Caffeine is often called a diuretic, but there are surprisingly few studies that support this claim. Studies of caffeine intake among cyclists, for example, found no significant increase in urine output between placebo and caffeinated groups. In fact, evidence suggests that if you’re a regular coffee drinker, your body becomes used to the caffeine and adjusts the way it releases fluids to keep you hydrated.
Where you need to be careful, it seems, is when you haven’t had coffee (or caffeine) in a while and then go back to it. For the first 48 hours, you may urinate more, and in that case it will be important for you to take in more water and electrolytes before, during, and after your training.
General Summary: Keep Your Brain Fit with the Big Five
You can use food, water, sleep, exercise, and caffeine to keep your mind sharp day-to-day and protect yourself against the natural cognitive declines that come with aging. Here’s a summary of everything we said above.
- Eat a lot of fruits, vegetables, whole grains, and legumes, and fill in all the gaps with a multivitamin. This ensures your brain has everything it needs to build and rebuild.

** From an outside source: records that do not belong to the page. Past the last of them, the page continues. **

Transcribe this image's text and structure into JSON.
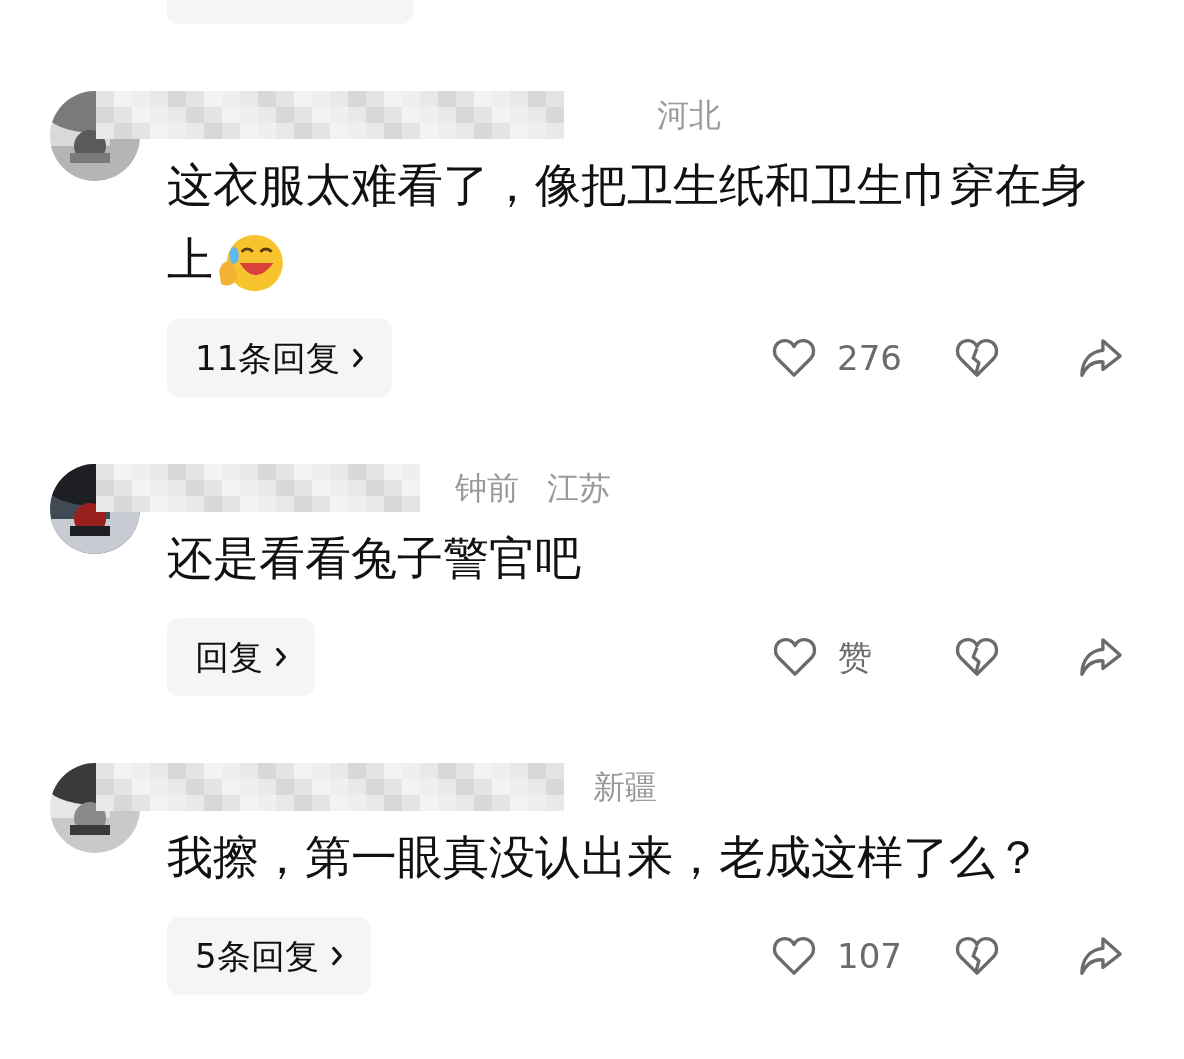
{
  "comments": [
    {
      "location": "河北",
      "text": "这衣服太难看了，像把卫生纸和卫生巾穿在身上",
      "emoji": true,
      "reply": "11条回复",
      "likes": "276"
    },
    {
      "time": "钟前",
      "location": "江苏",
      "text": "还是看看兔子警官吧",
      "emoji": false,
      "reply": "回复",
      "likes": "赞"
    },
    {
      "location": "新疆",
      "text": "我擦，第一眼真没认出来，老成这样了么？",
      "emoji": false,
      "reply": "5条回复",
      "likes": "107"
    }
  ]
}
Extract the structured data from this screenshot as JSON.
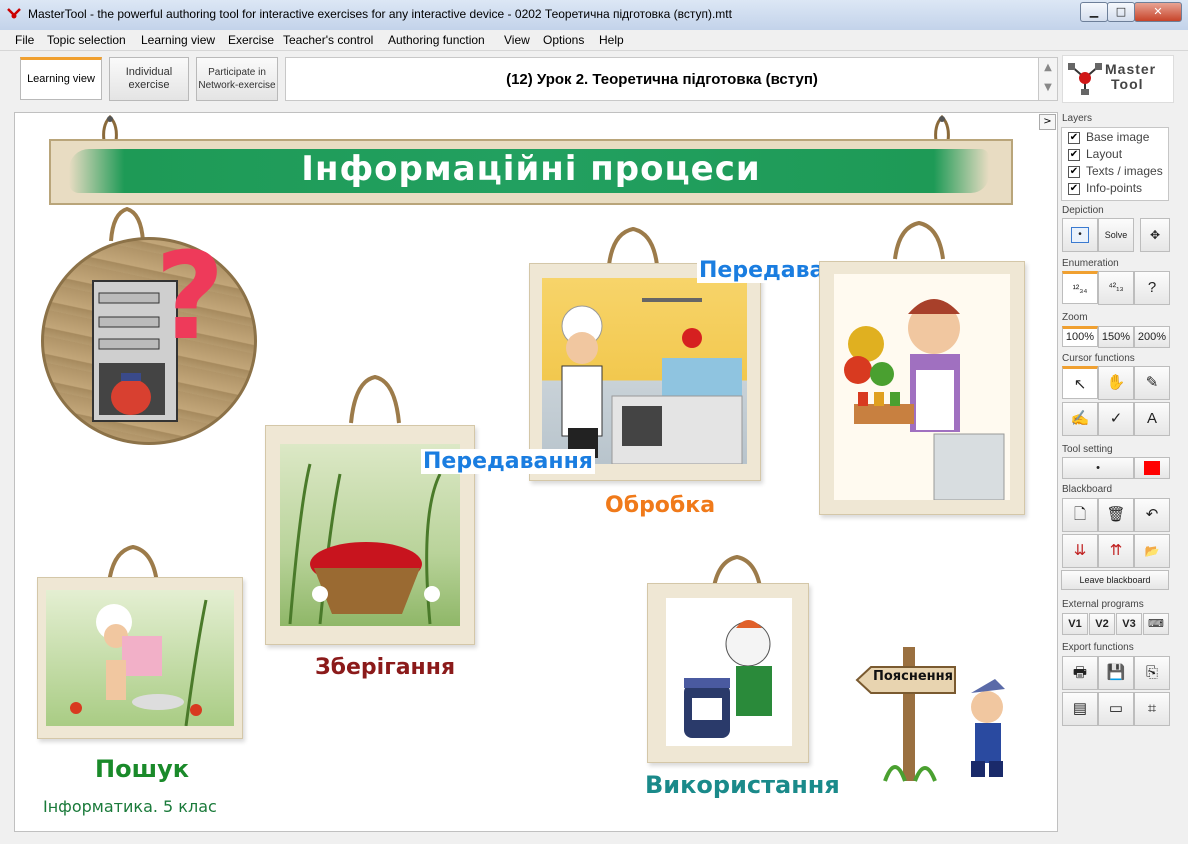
{
  "window": {
    "title": "MasterTool - the powerful authoring tool for interactive exercises for any interactive device - 0202 Теоретична підготовка (вступ).mtt",
    "controls": {
      "minimize": "▁",
      "maximize": "□",
      "close": "✕"
    }
  },
  "menu": [
    "File",
    "Topic selection",
    "Learning view",
    "Exercise",
    "Teacher's control",
    "Authoring function",
    "View",
    "Options",
    "Help"
  ],
  "toolbar": {
    "learning_view": "Learning view",
    "individual_exercise": "Individual exercise",
    "network_exercise": "Participate in Network-exercise",
    "lesson_title": "(12) Урок 2. Теоретична підготовка (вступ)",
    "scroll_up": "▲",
    "scroll_down": "▼",
    "logo_line1": "Master",
    "logo_line2": "Tool"
  },
  "canvas": {
    "collapse": ">",
    "banner": "Інформаційні процеси",
    "question_mark": "?",
    "labels": {
      "transfer_top": "Передавання",
      "transfer_middle": "Передавання",
      "processing": "Обробка",
      "storing": "Зберігання",
      "search": "Пошук",
      "usage": "Використання",
      "subject": "Інформатика. 5 клас",
      "signpost": "Пояснення"
    }
  },
  "side_panel": {
    "layers": {
      "title": "Layers",
      "items": [
        {
          "label": "Base image",
          "checked": true
        },
        {
          "label": "Layout",
          "checked": true
        },
        {
          "label": "Texts / images",
          "checked": true
        },
        {
          "label": "Info-points",
          "checked": true
        }
      ]
    },
    "depiction": {
      "title": "Depiction",
      "solve": "Solve"
    },
    "enumeration": {
      "title": "Enumeration",
      "help": "?"
    },
    "zoom": {
      "title": "Zoom",
      "options": [
        "100%",
        "150%",
        "200%"
      ],
      "selected": "100%"
    },
    "cursor_functions": {
      "title": "Cursor functions",
      "text_tool": "A"
    },
    "tool_setting": {
      "title": "Tool setting",
      "color": "#ff0000"
    },
    "blackboard": {
      "title": "Blackboard",
      "leave": "Leave blackboard"
    },
    "external_programs": {
      "title": "External programs",
      "buttons": [
        "V1",
        "V2",
        "V3"
      ]
    },
    "export_functions": {
      "title": "Export functions"
    }
  },
  "colors": {
    "transfer": "#1a7de0",
    "processing": "#f07a1a",
    "storing": "#8b1a1a",
    "search": "#1a8a2a",
    "usage": "#1a8a8a",
    "subject": "#1a7a3a",
    "accent": "#f0a030"
  }
}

- Keep your brain sharp by eating regularly; during the day, don’t go more than 4 hours without a meal or a snack. You’ll start to feel it.
- Drink half your body weight in ounces of water during the day to stay optimally hydrated.
- If you’re feeling down, boost your mood with a glass of water.
- Protect your hippocampus by respecting your circadian rhythm, sticking to a regular sleep schedule, and avoiding late night food.
- Grow your hippocampus by engaging in regular exercise.
- If you drink coffee, keep your intake between 38 and 400 mg, depending on your personal tolerance.
- If you go back to drinking coffee after not having had it for a while, be sure to take in extra fluids and electrolytes for the first 48 hours after you drink it. (This also goes for other sources of caffeine.)
- Increase your decision speed and focus by sprinting to your next meeting.
Ultimately, your brain has a big impact on how you recover. With increased focus, concentration, learning ability, and decision making, you get to be more deliberate about how you live your life. You lean less on your instinct and habit — which might lead to poor choices and a protracted recovery — and more on your knowledge of what’s right for you. By recharging your brain, you take charge of your life.
This blog is part of a series based on Tom Brady’s New York Times Bestseller The TB12 Method. To learn more about the ways you can train your brain and your body, read The TB12 Method and subscribe to the TB12 Newsletter.